**What you need to do**: Only those lines from the one with "What data populates" through the last line of the material belong in the answer, each repeated exactly.

..............................

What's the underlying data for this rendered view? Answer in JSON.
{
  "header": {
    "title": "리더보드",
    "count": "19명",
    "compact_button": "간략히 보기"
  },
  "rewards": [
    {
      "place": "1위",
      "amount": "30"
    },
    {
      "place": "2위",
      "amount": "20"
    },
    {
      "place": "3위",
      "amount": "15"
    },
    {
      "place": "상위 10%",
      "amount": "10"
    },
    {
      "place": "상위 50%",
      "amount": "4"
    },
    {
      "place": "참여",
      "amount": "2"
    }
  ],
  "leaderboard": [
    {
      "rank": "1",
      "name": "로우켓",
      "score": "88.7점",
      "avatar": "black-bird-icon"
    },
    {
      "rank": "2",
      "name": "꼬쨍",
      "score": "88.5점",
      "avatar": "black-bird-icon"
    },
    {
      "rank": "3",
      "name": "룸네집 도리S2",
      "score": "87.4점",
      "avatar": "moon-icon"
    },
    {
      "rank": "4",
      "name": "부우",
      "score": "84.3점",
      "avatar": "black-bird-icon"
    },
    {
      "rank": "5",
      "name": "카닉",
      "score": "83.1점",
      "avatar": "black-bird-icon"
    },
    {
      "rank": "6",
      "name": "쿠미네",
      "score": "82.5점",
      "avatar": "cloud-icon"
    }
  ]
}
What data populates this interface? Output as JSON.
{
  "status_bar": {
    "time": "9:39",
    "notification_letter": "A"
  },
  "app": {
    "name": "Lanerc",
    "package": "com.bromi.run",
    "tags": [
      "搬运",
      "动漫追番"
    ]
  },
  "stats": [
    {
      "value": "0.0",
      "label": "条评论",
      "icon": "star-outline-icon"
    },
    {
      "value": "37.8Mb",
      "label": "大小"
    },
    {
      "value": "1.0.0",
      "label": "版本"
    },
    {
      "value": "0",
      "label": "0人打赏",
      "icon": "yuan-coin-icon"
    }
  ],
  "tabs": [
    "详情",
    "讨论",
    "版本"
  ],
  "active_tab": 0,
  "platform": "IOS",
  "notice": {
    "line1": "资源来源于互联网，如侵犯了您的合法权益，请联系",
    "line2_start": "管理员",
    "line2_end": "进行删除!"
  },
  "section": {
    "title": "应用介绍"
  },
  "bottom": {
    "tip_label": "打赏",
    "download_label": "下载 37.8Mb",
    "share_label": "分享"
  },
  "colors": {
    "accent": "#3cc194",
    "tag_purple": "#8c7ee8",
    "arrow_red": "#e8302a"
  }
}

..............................

**Written answer**:
What data populates this interface? Output as JSON.
{
  "status_bar": {
    "time": "9:39",
    "notification_letter": "A"
  },
  "app": {
    "name": "Lanerc",
    "package": "com.bromi.run",
    "tags": [
      "搬运",
      "动漫追番"
    ]
  },
  "stats": [
    {
      "value": "0.0",
      "label": "条评论",
      "icon": "star-outline-icon"
    },
    {
      "value": "37.8Mb",
      "label": "大小"
    },
    {
      "value": "1.0.0",
      "label": "版本"
    },
    {
      "value": "0",
      "label": "0人打赏",
      "icon": "yuan-coin-icon"
    }
  ],
  "tabs": [
    "详情",
    "讨论",
    "版本"
  ],
  "active_tab": 0,
  "platform": "IOS",
  "notice": {
    "line1": "资源来源于互联网，如侵犯了您的合法权益，请联系",
    "line2_start": "管理员",
    "line2_end": "进行删除!"
  },
  "section": {
    "title": "应用介绍"
  },
  "bottom": {
    "tip_label": "打赏",
    "download_label": "下载 37.8Mb",
    "share_label": "分享"
  },
  "colors": {
    "accent": "#3cc194",
    "tag_purple": "#8c7ee8",
    "arrow_red": "#e8302a"
  }
}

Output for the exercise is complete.